Joint association of bullying and cyberbullying in health-related quality of life in a sample of adolescents

Qual Life Res. 2020 Apr;29(4):941-952. doi: 10.1007/s11136-019-02353-z. Epub 2019 Nov 9.


Purpose: Health-related quality of life (HRQoL) has been analyzed in relation to multiple psychosocial and health problems. However, only a few studies have analyzed the impact of bullying and cyberbullying on HRQoL. The main purpose of this study was to analyze the level of severity of bullying and cyberbullying on HRQoL. The effects of different roles, especially the conjunctions of of victim-cybervictim and bully-victim/cyberbully-cybervictim on HRQoL, were explored.

Methods: An analytical and cross-sectional study was conducted in a region of northern Spain. Random and representative sampling was employed. The participants included 12, 285 adolescents between 11 and 18 years of age, with a mean age of 14.69 ± 1.73. The Spanish version of the KIDSCREEN-27, the Spanish version of the European bullying intervention project questionnaire (EBIPQ), and the cyberbullying triangulation questionnaire (CTQ) were employed.

Results: The prevalence of bullying victimization, cybervictimization, bullying perpetration, and cyberbullying perpetration was 12%, 8.1%, 10.4%, and 7%, respectively. Significant and negative correlations between all the dimensions of the EBIPQ and the CTQ with the KIDSCREEN-27 were found. Victimization and cybervictimization had more impact than bullying perpetration and cyberbullying perpetration, especially on psychological well-being and school environment. The mixed roles of the victim-cybervictim and victim-cybervictim/bully-cyberbully obtained lower scores than the remaining roles in all the dimensions of KIDSCREEN-27.

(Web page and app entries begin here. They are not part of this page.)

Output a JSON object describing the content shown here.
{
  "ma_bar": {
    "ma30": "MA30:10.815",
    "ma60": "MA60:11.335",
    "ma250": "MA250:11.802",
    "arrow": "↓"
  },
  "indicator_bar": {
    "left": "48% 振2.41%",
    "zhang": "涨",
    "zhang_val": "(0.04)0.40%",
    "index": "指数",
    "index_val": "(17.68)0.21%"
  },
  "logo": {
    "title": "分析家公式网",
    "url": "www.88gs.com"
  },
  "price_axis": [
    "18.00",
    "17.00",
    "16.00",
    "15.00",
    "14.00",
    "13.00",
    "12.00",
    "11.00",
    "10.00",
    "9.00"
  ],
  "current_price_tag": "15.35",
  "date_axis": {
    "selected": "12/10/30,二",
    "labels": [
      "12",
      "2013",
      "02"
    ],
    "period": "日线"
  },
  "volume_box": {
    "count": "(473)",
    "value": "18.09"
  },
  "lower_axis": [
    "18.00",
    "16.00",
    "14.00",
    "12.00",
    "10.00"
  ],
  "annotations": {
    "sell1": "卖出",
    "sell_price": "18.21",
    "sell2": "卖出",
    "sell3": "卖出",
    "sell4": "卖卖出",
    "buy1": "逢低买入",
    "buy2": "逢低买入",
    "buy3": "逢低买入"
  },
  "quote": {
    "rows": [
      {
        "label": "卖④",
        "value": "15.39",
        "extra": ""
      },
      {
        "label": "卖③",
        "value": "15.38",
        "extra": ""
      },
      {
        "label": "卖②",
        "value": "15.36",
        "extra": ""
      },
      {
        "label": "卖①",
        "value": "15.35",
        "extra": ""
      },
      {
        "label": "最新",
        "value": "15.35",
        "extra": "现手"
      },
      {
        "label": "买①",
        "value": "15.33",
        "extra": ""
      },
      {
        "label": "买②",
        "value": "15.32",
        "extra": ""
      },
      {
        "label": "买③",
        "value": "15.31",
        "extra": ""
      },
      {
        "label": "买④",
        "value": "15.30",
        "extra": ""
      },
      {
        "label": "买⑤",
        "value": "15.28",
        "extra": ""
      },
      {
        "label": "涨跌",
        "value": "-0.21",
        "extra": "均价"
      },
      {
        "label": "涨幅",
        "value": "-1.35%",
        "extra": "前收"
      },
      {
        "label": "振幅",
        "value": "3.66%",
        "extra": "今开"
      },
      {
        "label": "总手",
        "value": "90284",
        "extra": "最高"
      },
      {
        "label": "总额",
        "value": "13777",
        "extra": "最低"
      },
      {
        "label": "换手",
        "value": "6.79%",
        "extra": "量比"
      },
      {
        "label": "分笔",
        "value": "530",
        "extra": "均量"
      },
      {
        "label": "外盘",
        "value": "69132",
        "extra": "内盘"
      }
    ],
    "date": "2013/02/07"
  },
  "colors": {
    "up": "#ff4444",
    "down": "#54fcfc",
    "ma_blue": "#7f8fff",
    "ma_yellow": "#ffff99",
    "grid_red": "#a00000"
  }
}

Conclusions: Those in mixed roles related to victimization and cybervictimization obtained the lowest scores in all HRQoL dimensions. The results enhance an understanding of the severity of the problem of bullying and cyberbullying and their impact on HRQoL.

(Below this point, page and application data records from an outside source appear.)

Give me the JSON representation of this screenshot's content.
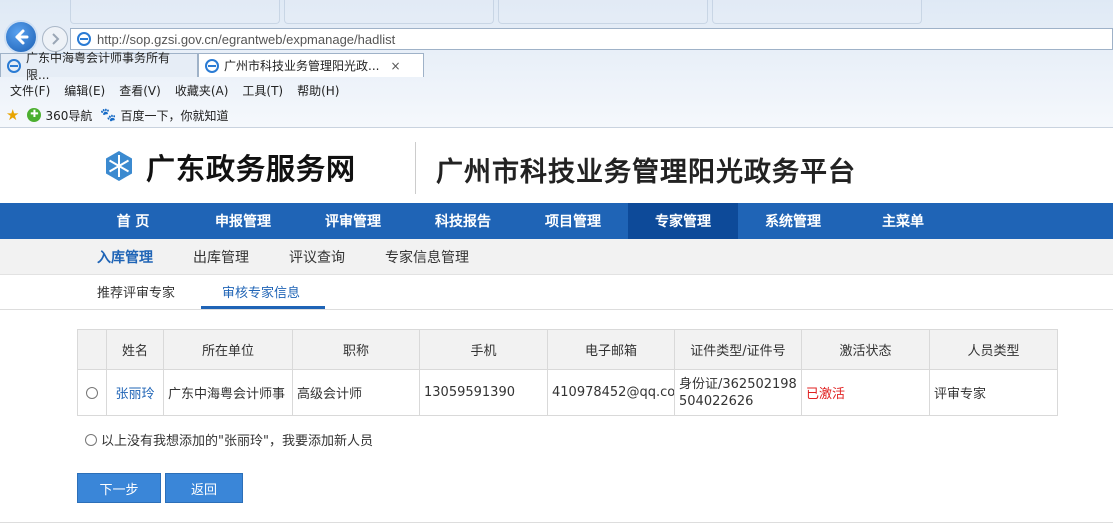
{
  "browser": {
    "address_url": "http://sop.gzsi.gov.cn/egrantweb/expmanage/hadlist",
    "tabs": [
      {
        "title": "广东中海粤会计师事务所有限..."
      },
      {
        "title": "广州市科技业务管理阳光政...",
        "close": "×"
      }
    ],
    "menu": [
      "文件(F)",
      "编辑(E)",
      "查看(V)",
      "收藏夹(A)",
      "工具(T)",
      "帮助(H)"
    ],
    "favorites": [
      "360导航",
      "百度一下，你就知道"
    ]
  },
  "site": {
    "title": "广东政务服务网",
    "platform": "广州市科技业务管理阳光政务平台",
    "accent_color": "#1f64b6"
  },
  "main_nav": [
    "首 页",
    "申报管理",
    "评审管理",
    "科技报告",
    "项目管理",
    "专家管理",
    "系统管理",
    "主菜单"
  ],
  "main_nav_active": "专家管理",
  "sub_nav": [
    "入库管理",
    "出库管理",
    "评议查询",
    "专家信息管理"
  ],
  "sub_nav_active": "入库管理",
  "tabs": [
    "推荐评审专家",
    "审核专家信息"
  ],
  "tabs_active": "审核专家信息",
  "table": {
    "columns": [
      "",
      "姓名",
      "所在单位",
      "职称",
      "手机",
      "电子邮箱",
      "证件类型/证件号",
      "激活状态",
      "人员类型"
    ],
    "rows": [
      {
        "name": "张丽玲",
        "unit": "广东中海粤会计师事",
        "title": "高级会计师",
        "phone": "13059591390",
        "email": "410978452@qq.co",
        "id": "身份证/362502198504022626",
        "status": "已激活",
        "type": "评审专家"
      }
    ]
  },
  "add_new_label": "以上没有我想添加的\"张丽玲\"，我要添加新人员",
  "buttons": {
    "next": "下一步",
    "back": "返回"
  }
}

Keywords: Adolescence; Bullying; Child; Cyberbullying; Health-related quality of life.

MeSH terms

  • Adolescent
  • Adolescent Behavior / psychology*
  • Bullying / psychology
  • Child
  • Crime Victims / psychology*
  • Cross-Sectional Studies
  • Cyberbullying / psychology*
  • Employment
  • Female
  • Health Status
  • Humans
  • Internet
  • Male
  • Prevalence
  • Quality of Life / psychology*
  • Spain
  • Surveys and Questionnaires